Extreme events, such as the winter storms of 2013/14 and 2015/16, are associated with disruption to or even the complete loss of essential services such as water and energy supplies, and transportation and communication networks. As well as being costly to recover, the loss of infrastructure services can have significant impacts on people’s health and wellbeing, and local economic activity.
Infrastructure services such as heating, lighting, mobility and sanitation are essential for modern society. Current variability in weather already impacts the performance of the UK’s infrastructure. Climate change is expected to lead to an increase in the frequency and severity of severe weather including flooding, higher temperatures and possibly drought.
An increasing frequency and severity of flooding from a range of sources represents the most significant climate change risk to UK infrastructure.
Changes in temperature and rainfall will place additional pressures on infrastructure, in particular the rail, road, water and energy sectors.

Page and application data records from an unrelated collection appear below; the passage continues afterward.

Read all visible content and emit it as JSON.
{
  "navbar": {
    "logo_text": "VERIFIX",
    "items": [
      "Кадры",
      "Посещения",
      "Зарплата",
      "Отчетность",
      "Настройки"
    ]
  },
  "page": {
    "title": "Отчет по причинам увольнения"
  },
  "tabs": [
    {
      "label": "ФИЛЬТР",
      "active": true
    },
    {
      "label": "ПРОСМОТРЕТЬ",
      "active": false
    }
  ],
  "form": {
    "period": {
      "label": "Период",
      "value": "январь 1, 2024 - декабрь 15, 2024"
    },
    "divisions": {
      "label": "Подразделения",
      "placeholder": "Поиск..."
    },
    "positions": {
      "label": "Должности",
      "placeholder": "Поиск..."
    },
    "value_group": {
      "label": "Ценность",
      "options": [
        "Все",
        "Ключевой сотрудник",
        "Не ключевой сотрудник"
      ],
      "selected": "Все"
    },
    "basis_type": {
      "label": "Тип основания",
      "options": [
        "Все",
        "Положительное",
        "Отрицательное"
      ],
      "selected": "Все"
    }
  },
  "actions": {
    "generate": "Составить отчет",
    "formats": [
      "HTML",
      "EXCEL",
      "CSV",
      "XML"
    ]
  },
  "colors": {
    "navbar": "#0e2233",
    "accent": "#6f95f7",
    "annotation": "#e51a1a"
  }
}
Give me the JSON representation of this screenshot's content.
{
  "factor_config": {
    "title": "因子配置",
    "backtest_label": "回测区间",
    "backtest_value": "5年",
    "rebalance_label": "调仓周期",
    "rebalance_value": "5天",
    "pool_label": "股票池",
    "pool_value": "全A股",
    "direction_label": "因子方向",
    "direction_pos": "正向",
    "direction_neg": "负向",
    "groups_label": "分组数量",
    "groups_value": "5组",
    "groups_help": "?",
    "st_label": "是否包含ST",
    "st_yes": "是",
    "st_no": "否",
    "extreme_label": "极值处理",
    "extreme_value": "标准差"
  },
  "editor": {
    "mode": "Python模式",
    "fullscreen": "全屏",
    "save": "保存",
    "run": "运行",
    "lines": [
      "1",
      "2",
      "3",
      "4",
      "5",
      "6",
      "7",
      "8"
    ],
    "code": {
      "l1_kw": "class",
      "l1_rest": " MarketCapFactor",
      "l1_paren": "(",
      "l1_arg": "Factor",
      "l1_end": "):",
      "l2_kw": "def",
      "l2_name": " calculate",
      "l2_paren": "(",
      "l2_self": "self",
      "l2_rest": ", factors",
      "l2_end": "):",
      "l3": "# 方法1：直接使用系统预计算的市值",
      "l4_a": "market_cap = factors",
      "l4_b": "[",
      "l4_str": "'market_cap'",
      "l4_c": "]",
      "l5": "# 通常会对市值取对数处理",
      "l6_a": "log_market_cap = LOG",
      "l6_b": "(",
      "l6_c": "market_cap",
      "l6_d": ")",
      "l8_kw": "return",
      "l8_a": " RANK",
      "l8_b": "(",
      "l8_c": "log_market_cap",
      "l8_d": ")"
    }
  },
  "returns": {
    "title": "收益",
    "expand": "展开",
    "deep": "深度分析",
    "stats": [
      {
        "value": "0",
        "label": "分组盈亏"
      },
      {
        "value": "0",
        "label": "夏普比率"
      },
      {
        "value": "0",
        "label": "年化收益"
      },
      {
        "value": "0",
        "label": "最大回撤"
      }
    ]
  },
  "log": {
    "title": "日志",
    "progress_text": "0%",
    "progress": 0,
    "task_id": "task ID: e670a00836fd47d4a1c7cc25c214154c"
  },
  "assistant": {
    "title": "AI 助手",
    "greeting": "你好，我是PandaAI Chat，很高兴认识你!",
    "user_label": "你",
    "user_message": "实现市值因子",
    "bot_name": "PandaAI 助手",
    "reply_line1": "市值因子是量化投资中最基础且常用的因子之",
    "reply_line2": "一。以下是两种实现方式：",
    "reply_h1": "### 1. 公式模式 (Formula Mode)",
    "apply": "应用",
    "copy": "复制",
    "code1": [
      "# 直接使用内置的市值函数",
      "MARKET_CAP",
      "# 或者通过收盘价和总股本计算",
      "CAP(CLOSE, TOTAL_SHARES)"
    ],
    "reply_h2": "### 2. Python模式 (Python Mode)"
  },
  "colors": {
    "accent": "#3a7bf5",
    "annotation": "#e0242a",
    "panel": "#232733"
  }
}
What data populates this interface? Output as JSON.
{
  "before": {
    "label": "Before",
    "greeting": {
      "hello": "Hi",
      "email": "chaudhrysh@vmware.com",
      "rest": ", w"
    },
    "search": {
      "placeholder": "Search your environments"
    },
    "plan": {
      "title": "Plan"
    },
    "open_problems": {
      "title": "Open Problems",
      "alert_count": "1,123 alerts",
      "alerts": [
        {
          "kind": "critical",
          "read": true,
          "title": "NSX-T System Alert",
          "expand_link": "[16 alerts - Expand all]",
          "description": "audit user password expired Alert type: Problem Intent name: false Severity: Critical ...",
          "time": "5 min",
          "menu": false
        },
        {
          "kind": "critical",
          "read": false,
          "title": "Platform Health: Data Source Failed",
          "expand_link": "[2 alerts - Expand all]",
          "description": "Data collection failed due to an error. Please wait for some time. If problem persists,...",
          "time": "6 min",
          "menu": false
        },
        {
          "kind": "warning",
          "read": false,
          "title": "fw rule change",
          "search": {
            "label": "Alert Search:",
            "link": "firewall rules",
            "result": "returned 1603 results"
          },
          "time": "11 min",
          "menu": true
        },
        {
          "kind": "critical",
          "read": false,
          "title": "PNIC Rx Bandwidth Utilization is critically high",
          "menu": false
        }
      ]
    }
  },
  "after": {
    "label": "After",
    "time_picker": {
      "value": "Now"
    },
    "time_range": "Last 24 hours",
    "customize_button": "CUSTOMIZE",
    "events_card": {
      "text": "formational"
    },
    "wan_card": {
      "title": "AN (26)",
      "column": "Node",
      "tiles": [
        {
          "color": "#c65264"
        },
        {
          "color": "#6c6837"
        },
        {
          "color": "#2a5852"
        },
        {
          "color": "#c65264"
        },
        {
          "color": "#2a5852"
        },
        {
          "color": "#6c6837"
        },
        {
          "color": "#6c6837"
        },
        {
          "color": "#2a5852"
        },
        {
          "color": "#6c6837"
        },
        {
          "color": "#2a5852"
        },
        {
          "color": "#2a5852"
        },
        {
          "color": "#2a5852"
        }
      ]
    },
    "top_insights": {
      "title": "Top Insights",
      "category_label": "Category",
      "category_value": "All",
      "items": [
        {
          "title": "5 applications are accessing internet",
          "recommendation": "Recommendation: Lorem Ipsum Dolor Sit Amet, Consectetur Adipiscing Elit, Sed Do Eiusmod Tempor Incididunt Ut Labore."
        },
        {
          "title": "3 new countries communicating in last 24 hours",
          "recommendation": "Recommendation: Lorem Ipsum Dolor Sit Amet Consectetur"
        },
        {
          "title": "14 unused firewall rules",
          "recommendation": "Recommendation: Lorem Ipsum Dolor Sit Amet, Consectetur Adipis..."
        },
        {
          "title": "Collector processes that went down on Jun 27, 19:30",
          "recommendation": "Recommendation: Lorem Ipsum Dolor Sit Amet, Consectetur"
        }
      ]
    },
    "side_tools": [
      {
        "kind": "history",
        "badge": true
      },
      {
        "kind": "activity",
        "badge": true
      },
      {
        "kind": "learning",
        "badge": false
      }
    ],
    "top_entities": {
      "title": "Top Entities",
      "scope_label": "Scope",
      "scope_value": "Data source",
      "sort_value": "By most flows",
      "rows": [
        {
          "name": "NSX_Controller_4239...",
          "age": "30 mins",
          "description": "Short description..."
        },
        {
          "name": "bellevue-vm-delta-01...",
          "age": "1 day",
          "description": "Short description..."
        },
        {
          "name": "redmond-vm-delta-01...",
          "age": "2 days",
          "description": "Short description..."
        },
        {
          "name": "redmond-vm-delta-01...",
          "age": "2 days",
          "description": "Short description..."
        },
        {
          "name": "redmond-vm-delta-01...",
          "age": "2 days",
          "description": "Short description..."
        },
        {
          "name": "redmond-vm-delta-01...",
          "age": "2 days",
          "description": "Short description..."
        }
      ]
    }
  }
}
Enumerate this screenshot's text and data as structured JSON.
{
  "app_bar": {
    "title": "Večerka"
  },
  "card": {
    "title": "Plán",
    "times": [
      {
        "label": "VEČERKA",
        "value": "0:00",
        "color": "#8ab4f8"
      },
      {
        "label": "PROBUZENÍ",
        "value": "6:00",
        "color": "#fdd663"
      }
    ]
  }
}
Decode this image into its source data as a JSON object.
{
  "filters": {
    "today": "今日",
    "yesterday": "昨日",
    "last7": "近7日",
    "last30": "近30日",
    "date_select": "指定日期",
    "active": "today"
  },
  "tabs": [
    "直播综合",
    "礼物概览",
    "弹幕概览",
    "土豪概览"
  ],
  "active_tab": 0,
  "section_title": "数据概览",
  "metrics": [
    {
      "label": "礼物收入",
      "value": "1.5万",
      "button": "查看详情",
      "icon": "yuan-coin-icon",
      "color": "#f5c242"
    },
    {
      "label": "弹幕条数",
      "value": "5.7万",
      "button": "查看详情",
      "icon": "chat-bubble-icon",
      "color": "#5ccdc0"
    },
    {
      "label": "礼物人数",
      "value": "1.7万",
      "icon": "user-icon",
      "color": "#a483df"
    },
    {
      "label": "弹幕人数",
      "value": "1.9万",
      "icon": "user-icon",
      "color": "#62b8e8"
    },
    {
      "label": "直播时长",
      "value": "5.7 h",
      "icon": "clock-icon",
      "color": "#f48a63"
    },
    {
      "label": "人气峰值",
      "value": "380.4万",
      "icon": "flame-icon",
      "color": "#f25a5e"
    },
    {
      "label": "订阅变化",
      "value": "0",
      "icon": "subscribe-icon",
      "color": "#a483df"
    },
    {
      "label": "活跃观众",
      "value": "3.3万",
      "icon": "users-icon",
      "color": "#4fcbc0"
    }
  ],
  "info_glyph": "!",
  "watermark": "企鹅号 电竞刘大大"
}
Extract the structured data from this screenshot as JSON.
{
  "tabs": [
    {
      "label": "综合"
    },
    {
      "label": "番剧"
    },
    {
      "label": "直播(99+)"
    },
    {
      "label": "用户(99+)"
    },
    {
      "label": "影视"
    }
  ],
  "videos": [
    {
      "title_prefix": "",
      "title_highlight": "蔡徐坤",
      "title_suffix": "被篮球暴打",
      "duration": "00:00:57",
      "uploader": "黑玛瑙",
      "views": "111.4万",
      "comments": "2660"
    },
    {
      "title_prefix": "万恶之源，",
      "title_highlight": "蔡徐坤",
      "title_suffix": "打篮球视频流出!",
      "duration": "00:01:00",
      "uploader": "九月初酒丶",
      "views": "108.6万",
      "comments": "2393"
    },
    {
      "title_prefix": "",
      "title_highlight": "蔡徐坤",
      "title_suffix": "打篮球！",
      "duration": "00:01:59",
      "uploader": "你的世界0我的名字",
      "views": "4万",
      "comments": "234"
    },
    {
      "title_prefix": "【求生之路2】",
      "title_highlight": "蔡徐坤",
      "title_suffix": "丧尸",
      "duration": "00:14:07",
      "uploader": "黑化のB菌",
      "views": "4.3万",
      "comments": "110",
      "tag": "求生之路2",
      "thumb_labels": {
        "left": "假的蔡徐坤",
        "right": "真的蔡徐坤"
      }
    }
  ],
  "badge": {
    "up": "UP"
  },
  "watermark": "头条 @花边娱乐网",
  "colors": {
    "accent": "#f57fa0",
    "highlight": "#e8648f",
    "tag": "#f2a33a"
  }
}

Any increases in maximum wind speeds with climate change experienced during storms would have significant implications for many infrastructure networks.
There is evidence that significant adaptation steps have been implemented, or are underway, across most infrastructure sectors.
Whilst understanding of sectoral risks has improved over the last few years, the impacts of climate change could be amplified by interdependencies between infrastructure sectors.
Lead author: Richard Dawson (Newcastle University)
Contributing authors: Simon Gosling (University of Nottingham), Lee Chapman (University of Birmingham), Geoff Darch (Atkins), Geoff Watson and William Powrie (University of Southampton), Sarah Bell (UCL), Kevin Paulson (University of Hull), Paul Hughes (University of Durham), Ruth Wood (University of Manchester)
ASC contributors: David Thompson and Daniel Johns